- Minimum tank size: 5-10 gallon fish tank,
- Care level: easy – moderate,
- Optimal temperature: 72 °F to 84 °F (22–28 °C),
- pH: 6.5-8,
- dH: 8-12.
Yellow shrimp is an easy-to-keep freshwater water shrimp for beginners. Hobbyists who are familiar with the needs of the popular red cherry shrimp will find it easy to keep yellow shrimps, as the care requirements are exactly the same.
About yellow shrimp
- Species name: Neocaridina heteropoda var. yellow
- Common names: Yellow Shrimp
- Distribution: The Yellow shrimp was developed in Germany and was first released to the public around 2000
- Family: Atyidae
- Order: Decapoda
- Hardiness: easy
- Aggressiveness: Peacefull
- Diet: Omnivore
- Maximum length: 1-2 inches
- Lifespan: 1-2 years in captivity.
Known to scientists as Neocaridina heteropoda var. yellow, the yellow shrimp has long been a favorite in the home aquarium hobby. Breeders have selected for the yellow color over the years, giving these creatures their distinctive and striking coloration.
The yellow shrimp is a relative newcomer to the aquarium hobby. They were originally bred in Germany, but they quickly become popular throughout the United States. Since the early part of the 21st century these colorful shrimp have been highly sought after by those in the aquarium hobby.
Yellow shrimp keeping and breeding
Keeping yellow shrimp
Yellow shrimps are non-aggressive, making them the perfect choice for community tanks. They are very active throughout the day and can often be found grazing on the bottom of the aquarium or cleaning algae from the sides of the tank. They should not be housed with aggressive fish, but they should do well in a community tank filled with peaceful species.

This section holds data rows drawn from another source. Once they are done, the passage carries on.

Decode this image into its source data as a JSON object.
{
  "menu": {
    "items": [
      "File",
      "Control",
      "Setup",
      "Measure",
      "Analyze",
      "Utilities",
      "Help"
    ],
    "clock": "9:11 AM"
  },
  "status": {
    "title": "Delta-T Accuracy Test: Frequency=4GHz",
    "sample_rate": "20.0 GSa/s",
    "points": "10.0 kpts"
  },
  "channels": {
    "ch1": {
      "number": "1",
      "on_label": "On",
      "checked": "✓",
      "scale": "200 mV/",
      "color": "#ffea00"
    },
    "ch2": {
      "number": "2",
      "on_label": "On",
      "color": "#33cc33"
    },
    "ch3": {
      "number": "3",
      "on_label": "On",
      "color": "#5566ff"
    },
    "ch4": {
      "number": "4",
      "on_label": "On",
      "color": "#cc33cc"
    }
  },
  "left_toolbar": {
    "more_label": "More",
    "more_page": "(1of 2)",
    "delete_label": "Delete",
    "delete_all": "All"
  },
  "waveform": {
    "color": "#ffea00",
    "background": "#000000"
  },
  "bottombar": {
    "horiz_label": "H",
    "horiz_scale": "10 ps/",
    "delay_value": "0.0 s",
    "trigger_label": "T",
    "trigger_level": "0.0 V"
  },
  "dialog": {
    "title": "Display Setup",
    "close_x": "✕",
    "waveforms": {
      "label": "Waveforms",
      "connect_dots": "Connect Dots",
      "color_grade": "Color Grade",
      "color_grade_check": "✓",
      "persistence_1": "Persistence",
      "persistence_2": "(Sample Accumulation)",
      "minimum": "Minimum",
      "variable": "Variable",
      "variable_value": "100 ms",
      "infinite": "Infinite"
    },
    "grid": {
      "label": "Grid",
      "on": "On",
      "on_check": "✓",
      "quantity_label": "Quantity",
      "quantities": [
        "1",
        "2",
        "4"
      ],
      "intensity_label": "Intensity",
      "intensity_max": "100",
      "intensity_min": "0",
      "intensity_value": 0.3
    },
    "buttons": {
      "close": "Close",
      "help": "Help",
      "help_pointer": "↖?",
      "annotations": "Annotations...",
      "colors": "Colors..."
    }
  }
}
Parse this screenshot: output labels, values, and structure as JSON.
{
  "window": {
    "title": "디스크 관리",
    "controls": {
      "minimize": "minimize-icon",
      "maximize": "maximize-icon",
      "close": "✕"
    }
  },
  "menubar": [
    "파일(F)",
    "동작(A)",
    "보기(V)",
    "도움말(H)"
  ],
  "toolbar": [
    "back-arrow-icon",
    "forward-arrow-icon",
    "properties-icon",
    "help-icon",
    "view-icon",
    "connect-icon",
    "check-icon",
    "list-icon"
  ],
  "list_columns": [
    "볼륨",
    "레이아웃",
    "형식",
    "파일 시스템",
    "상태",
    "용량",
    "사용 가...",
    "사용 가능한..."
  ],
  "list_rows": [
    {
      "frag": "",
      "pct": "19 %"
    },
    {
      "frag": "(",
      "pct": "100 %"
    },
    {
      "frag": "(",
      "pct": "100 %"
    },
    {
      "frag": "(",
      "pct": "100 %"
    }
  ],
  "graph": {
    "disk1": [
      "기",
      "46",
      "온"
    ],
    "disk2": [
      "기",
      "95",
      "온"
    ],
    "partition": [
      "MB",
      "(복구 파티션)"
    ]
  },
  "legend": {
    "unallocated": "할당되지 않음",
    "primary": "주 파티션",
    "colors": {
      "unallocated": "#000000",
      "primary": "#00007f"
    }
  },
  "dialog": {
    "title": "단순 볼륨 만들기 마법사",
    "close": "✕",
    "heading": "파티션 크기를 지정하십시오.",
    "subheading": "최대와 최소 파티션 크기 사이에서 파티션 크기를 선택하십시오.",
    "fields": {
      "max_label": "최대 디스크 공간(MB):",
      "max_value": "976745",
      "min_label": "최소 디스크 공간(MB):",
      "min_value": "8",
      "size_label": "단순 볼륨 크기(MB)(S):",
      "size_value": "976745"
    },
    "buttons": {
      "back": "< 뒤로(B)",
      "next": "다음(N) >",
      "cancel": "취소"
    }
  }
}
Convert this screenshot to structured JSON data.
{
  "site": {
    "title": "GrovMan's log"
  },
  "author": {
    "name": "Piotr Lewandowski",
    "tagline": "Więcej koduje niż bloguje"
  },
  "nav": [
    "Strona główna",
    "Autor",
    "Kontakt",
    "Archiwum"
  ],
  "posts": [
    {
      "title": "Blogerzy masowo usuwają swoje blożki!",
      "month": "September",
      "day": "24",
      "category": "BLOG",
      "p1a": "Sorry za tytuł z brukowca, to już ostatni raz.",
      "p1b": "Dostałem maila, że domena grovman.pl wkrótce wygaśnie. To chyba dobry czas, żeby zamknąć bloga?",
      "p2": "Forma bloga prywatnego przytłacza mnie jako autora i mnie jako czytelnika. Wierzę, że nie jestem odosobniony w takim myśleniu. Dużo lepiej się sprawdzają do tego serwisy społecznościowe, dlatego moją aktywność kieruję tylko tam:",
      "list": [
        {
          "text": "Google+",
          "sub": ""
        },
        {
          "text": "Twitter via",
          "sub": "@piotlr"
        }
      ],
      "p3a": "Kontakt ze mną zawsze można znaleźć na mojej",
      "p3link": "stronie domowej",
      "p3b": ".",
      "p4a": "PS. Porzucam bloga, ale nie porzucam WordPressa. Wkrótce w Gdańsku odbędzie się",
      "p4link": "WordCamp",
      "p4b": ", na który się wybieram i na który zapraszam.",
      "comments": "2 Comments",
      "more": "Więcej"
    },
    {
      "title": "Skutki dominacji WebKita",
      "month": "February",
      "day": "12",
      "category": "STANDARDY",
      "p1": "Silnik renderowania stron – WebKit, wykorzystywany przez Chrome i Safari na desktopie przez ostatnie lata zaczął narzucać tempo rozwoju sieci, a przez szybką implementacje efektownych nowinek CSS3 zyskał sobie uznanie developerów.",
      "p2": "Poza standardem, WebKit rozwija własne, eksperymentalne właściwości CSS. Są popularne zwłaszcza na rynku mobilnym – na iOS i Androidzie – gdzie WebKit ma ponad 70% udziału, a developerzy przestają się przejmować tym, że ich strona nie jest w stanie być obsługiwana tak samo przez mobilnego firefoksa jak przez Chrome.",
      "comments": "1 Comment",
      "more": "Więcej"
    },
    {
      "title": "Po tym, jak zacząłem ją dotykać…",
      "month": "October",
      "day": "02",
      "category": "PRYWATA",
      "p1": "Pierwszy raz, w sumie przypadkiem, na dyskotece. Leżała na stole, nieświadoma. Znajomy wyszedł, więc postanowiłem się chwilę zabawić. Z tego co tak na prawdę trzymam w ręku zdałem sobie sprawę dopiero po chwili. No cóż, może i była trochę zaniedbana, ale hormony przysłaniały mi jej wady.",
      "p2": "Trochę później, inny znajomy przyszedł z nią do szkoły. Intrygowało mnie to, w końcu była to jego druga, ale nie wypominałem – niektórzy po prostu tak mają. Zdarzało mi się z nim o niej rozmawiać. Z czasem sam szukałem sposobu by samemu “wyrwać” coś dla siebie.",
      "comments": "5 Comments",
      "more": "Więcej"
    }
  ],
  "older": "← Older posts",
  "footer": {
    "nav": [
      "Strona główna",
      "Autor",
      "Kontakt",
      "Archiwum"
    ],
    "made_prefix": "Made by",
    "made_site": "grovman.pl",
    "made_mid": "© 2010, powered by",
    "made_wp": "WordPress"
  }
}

Yellow shrimps are generally quite hardy, and they can tolerate a wide range of temperatures and pH levels. Yellow shrimp can live quite happily in water as cold as 65 degrees or as warm as 85 degrees Fahrenheit, making them a good choice for both tropical and unheated aquariums. As long as the hobbyist avoids temperature extremes and sudden changes in water quality these colorful shrimps should do quite well.
The yellow shrimp is also quite undemanding in terms of its diet. These creatures are omnivorous, so they will do well on any commercial fish or invertebrate diet. If the tank has a lot of algae yellow shrimps may not need much in the way of supplemental feeding – these creatures are very good algae eaters. If supplemental food is given make sure it is designed for bottom feeders so that enough of the food will reach the substrate. In addition to their regular diet of algae and commercial food yellow shrimps love treats in the form of boiled vegetables.
As with all invertebrates it is important to avoid the use of medications containing copper when keeping yellow shrimp. Cooper is highly toxic to all varieties of dwarf shrimp, including the yellow shrimp. If the tank needs to be medicated with a copper containing compound be sure to remove the shrimps first and return them only after a complete water change has been done.
Breeding yellow shrimp
Breeding the yellow shrimp is generally easy as long as both male and female are in good condition. The male of the species is smaller and less colorful than the female, which tends to display more vivid coloration. Breeding shrimps should be removed to a separate tank so that the young will not become food for the other residents of the tank. Once the shrimps have reached a length of about an inch they can safely be put back into the main tank.
- Live Yellow shrimps for sale